Cronin, Paul. "Mid-Summer Mavericks." Sight and Sound, 11.9 (2001): 24-27.
Ebert, Roger. "Review of Windtalkers." Chicago Sun-Times June 14, 2002. http://rogerebert.suntimes.com (accessed 20/10/2007).
Kantorowitz, E.H. The King's Two Bodies. Princeton: Princeton University Press, 1957.
Landau, Saul. "The People's Cinematographer – Haskell Wexler." Originally published in The Progressive April 1998.
Marrero, Pilar. "On Latino Minds – Non-Citizen Soldiers in the Line of Fire." Pacific News Service April 11, 2003.
Mariscál, George, ed. Aztlán and Viet Nam: Chicano and Chicana Experiences of the War. Berkeley and Los Angeles: University of California Press, 1999.
Olguín, B.V. "Sangre Mexicana/Corazón Americano: Identity, Ambiguity, and Critique in Mexican-American War Narratives." American Literary History, 14.1 (2002): 83-114.
"President Bush Addresses the Nation on Immigrant Reform."
Renov, Michael. The Subject of Documentary. Minneapolis: University of Minnesota Press, 2004, 21-42.
Swofford, Anthony. Jarhead: A Marine's Chronicle of the Gulf War. London: Scribner, 2003.
United States National Statistics.
Valenzuela, Elizabeth R. "Review of Windtalkers." L.A. Times July 1 (2002), F3.
Vernon, Alex, ed. Arms and the Self: War, the Military, and Autobiographical Writing.
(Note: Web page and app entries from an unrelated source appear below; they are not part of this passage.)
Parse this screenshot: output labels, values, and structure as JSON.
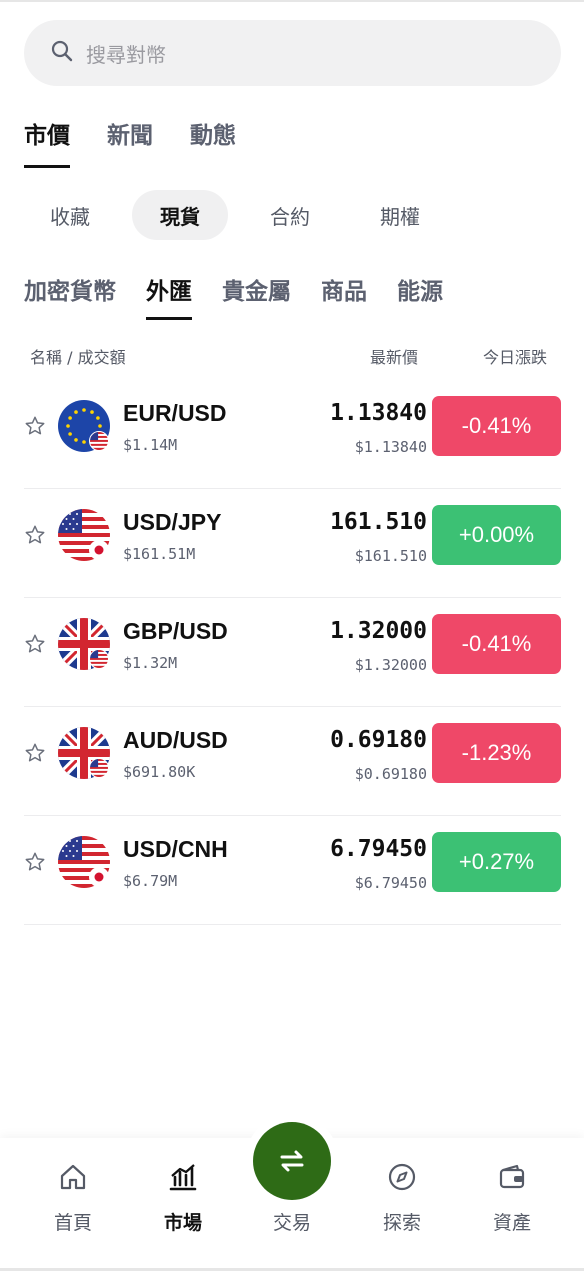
{
  "search": {
    "placeholder": "搜尋對幣"
  },
  "main_tabs": [
    "市價",
    "新聞",
    "動態"
  ],
  "segment_tabs": [
    "收藏",
    "現貨",
    "合約",
    "期權"
  ],
  "category_tabs": [
    "加密貨幣",
    "外匯",
    "貴金屬",
    "商品",
    "能源"
  ],
  "columns": {
    "name": "名稱 / 成交額",
    "price": "最新價",
    "change": "今日漲跌"
  },
  "colors": {
    "negative": "#ef4868",
    "positive": "#3cc174",
    "fab": "#2e6b16"
  },
  "rows": [
    {
      "pair": "EUR/USD",
      "volume": "$1.14M",
      "price": "1.13840",
      "sub_price": "$1.13840",
      "change": "-0.41%",
      "direction": "down",
      "flag": "eu-flag-icon",
      "subflag": "us-flag-icon"
    },
    {
      "pair": "USD/JPY",
      "volume": "$161.51M",
      "price": "161.510",
      "sub_price": "$161.510",
      "change": "+0.00%",
      "direction": "up",
      "flag": "us-flag-icon",
      "subflag": "jp-flag-icon"
    },
    {
      "pair": "GBP/USD",
      "volume": "$1.32M",
      "price": "1.32000",
      "sub_price": "$1.32000",
      "change": "-0.41%",
      "direction": "down",
      "flag": "uk-flag-icon",
      "subflag": "us-flag-icon"
    },
    {
      "pair": "AUD/USD",
      "volume": "$691.80K",
      "price": "0.69180",
      "sub_price": "$0.69180",
      "change": "-1.23%",
      "direction": "down",
      "flag": "uk-flag-icon",
      "subflag": "us-flag-icon"
    },
    {
      "pair": "USD/CNH",
      "volume": "$6.79M",
      "price": "6.79450",
      "sub_price": "$6.79450",
      "change": "+0.27%",
      "direction": "up",
      "flag": "us-flag-icon",
      "subflag": "cn-flag-icon"
    }
  ],
  "bottom_nav": {
    "home": "首頁",
    "market": "市場",
    "trade": "交易",
    "explore": "探索",
    "assets": "資產"
  }
}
Kent, OH: Kent State University Press, 2005.
Wunsch, Emma. "Activist Artist: Haskell Wexler." The Washington Free Press (1999).